Similarly, Moses Mendelssohn’s children deviated from his teachings. Mendelssohn (1729–1786) was an observant Jew, philosopher and Bible commentator who attempted to introduce his fellow Jews to the advantages of combining Torah and the Enlightenment. Yet most, if not all, of his children converted to Christianity. His grandson was the famous non-Jewish composer Felix Mendelssohn.

So, too, some scholars understand that this happened to Abraham ibn Ezra (1192 or 1193–1167). Little is known about ibn Ezra’s family. According to a legend, he married a daughter of the poet Yehudah Halevi and had five sons. We know only the name of one son, Isaac. The others may have died in their youth. Ibn Ezra left Spain in 1140 because of what he called a “troubled spirit.” Some scholars believe that he was referring to his only surviving son, Isaac, who converted to Islam, but there is no real support for this conclusion.[10]
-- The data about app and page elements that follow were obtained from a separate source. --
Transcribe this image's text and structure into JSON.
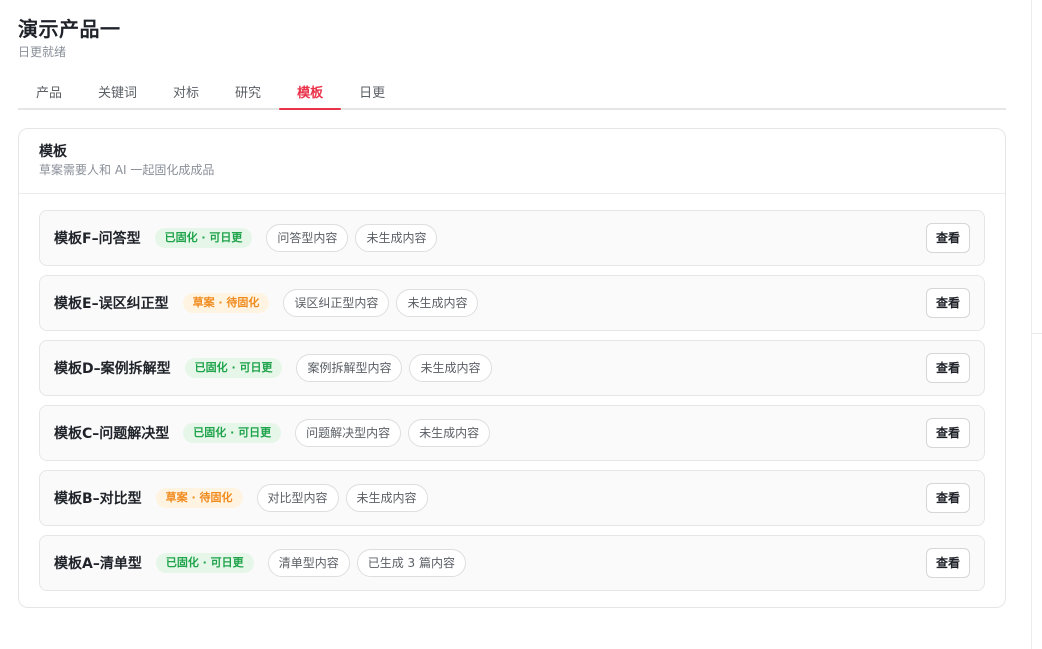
{
  "header": {
    "title": "演示产品一",
    "subtitle": "日更就绪"
  },
  "tabs": [
    {
      "label": "产品",
      "active": false
    },
    {
      "label": "关键词",
      "active": false
    },
    {
      "label": "对标",
      "active": false
    },
    {
      "label": "研究",
      "active": false
    },
    {
      "label": "模板",
      "active": true
    },
    {
      "label": "日更",
      "active": false
    }
  ],
  "panel": {
    "title": "模板",
    "subtitle": "草案需要人和 AI 一起固化成成品"
  },
  "colors": {
    "accent": "#e8334a",
    "badge_green_text": "#1ea34a",
    "badge_green_bg": "#e6f7ea",
    "badge_orange_text": "#f08a1c",
    "badge_orange_bg": "#fff4e2"
  },
  "templates": [
    {
      "name": "模板F–问答型",
      "status": "已固化 · 可日更",
      "status_type": "green",
      "content_type": "问答型内容",
      "progress": "未生成内容",
      "action": "查看"
    },
    {
      "name": "模板E–误区纠正型",
      "status": "草案 · 待固化",
      "status_type": "orange",
      "content_type": "误区纠正型内容",
      "progress": "未生成内容",
      "action": "查看"
    },
    {
      "name": "模板D–案例拆解型",
      "status": "已固化 · 可日更",
      "status_type": "green",
      "content_type": "案例拆解型内容",
      "progress": "未生成内容",
      "action": "查看"
    },
    {
      "name": "模板C–问题解决型",
      "status": "已固化 · 可日更",
      "status_type": "green",
      "content_type": "问题解决型内容",
      "progress": "未生成内容",
      "action": "查看"
    },
    {
      "name": "模板B–对比型",
      "status": "草案 · 待固化",
      "status_type": "orange",
      "content_type": "对比型内容",
      "progress": "未生成内容",
      "action": "查看"
    },
    {
      "name": "模板A–清单型",
      "status": "已固化 · 可日更",
      "status_type": "green",
      "content_type": "清单型内容",
      "progress": "已生成 3 篇内容",
      "action": "查看"
    }
  ]
}
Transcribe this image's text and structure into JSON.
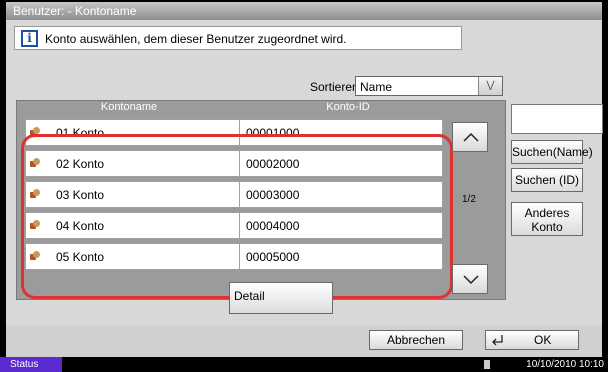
{
  "window": {
    "title": "Benutzer:  - Kontoname"
  },
  "info": {
    "icon": "info-icon",
    "text": "Konto auswählen, dem dieser Benutzer zugeordnet  wird."
  },
  "sort": {
    "label": "Sortieren",
    "value": "Name"
  },
  "table": {
    "headers": [
      "Kontoname",
      "Konto-ID"
    ],
    "rows": [
      {
        "name": "01  Konto",
        "id": "00001000"
      },
      {
        "name": "02  Konto",
        "id": "00002000"
      },
      {
        "name": "03  Konto",
        "id": "00003000"
      },
      {
        "name": "04  Konto",
        "id": "00004000"
      },
      {
        "name": "05  Konto",
        "id": "00005000"
      }
    ]
  },
  "pagination": {
    "indicator": "1/2"
  },
  "side_buttons": {
    "search_name": "Suchen(Name)",
    "search_id": "Suchen (ID)",
    "other_account": "Anderes Konto"
  },
  "detail_label": "Detail",
  "footer": {
    "cancel_label": "Abbrechen",
    "ok_label": "OK"
  },
  "status_bar": {
    "label": "Status",
    "datetime": "10/10/2010  10:10"
  },
  "colors": {
    "highlight": "#e03131",
    "status": "#5a2bd1",
    "info_icon": "#1e4e9c"
  }
}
Abraham, Maimonides’ son, differed with his more illustrious father, but not as radically. While his father attempted to harmonize traditional Judaism with the teachings of the Greek philosopher Aristotle and strongly opposed mysticism, his son Abraham tried to reconcile Judaism with the mystical teachings of Moslem Sufism. The general population took to neither approach. They criticized Maimonides for abandoning Judaism for what they considered alien Greek teachings and criticized his son Abraham for forsaking Judaism for alien Islamic Sufism.


Judaism, as other religions, has many examples of sons and grandsons who do not follow the ways of their famous fathers. So, too, Moses Maimonides’ son turned to mysticism, which his father despised.

While Maimonides focused his attention on the mind, the acquisition of knowledge, an active rational life, and the thinking of the Greek Aristotle, his son Abraham turned to Sufism and some practices of the Moslem religion, such as prostrating oneself on the floor during prayer. Abraham was undoubtedly a pious Jew, but he was not a Maimonidean rational thinker.

Abraham accepted the notion that people are composed of a body and soul, and that the body is a source of evil. His father dismissed this belief; he did not think that a separate soul exists and, in any event, he was convinced, as the Bible clearly states, that all of God’s creations are good. This concept of the evil body, as simple as it may appear, affected many aspects of Abraham’s thinking and behavior. He advocated the life of the soul, the mystical life with mystical contemplation. He urged restraint and control of anything related to the body, insisting that people should live lives of austerity and asceticism. Abraham was highly respected and composed many books on Judaism, but his books lack the sharpness, organization, originality and rationality of his father’s works. They are filled with repetitions and are disjointed.


[1] Abrahams, Hebrew Ethical Wills, 1:127–161.

[2] The quote is from Stitskin, Letters of Maimonides, 83–84. Stitskin does not address the question of Abraham’s name.

[3] Friedlander, Guide for the Perplexed, 315–320. I have generally used the Friedlander translation of the Guide (which he calls “for” rather than “ofthe Perplexed) because I feel that his translation contains more colloquial English than the Pines translation.

[4] Stitskin, Letters of Maimonides, 84.

[5] See Margaliot’s introduction to Milchamot Hashem, 17.

[6] Neuman, The Jews in Spain, II:311.

[7] Saadiah, a Bible translator and talmudist, is most famous for his philosophical work Emunot V’deot (Beliefs and Opinions). As we will see in a later chapter, he was the head of the Torah academy in Babylon and, like other heads, was called Gaon. He was the foremost spiritual leader of his generation and many scholars consider him to have been the greatest of the Babylonian Gaonim.

[8] The Islamic Mutakallimun school of thought attempted to reach theological truths through dialectic.

[9] Judges 18:30.

[10] Some scholars accept the conversion as a fact, but believe it was only a feigned conversion.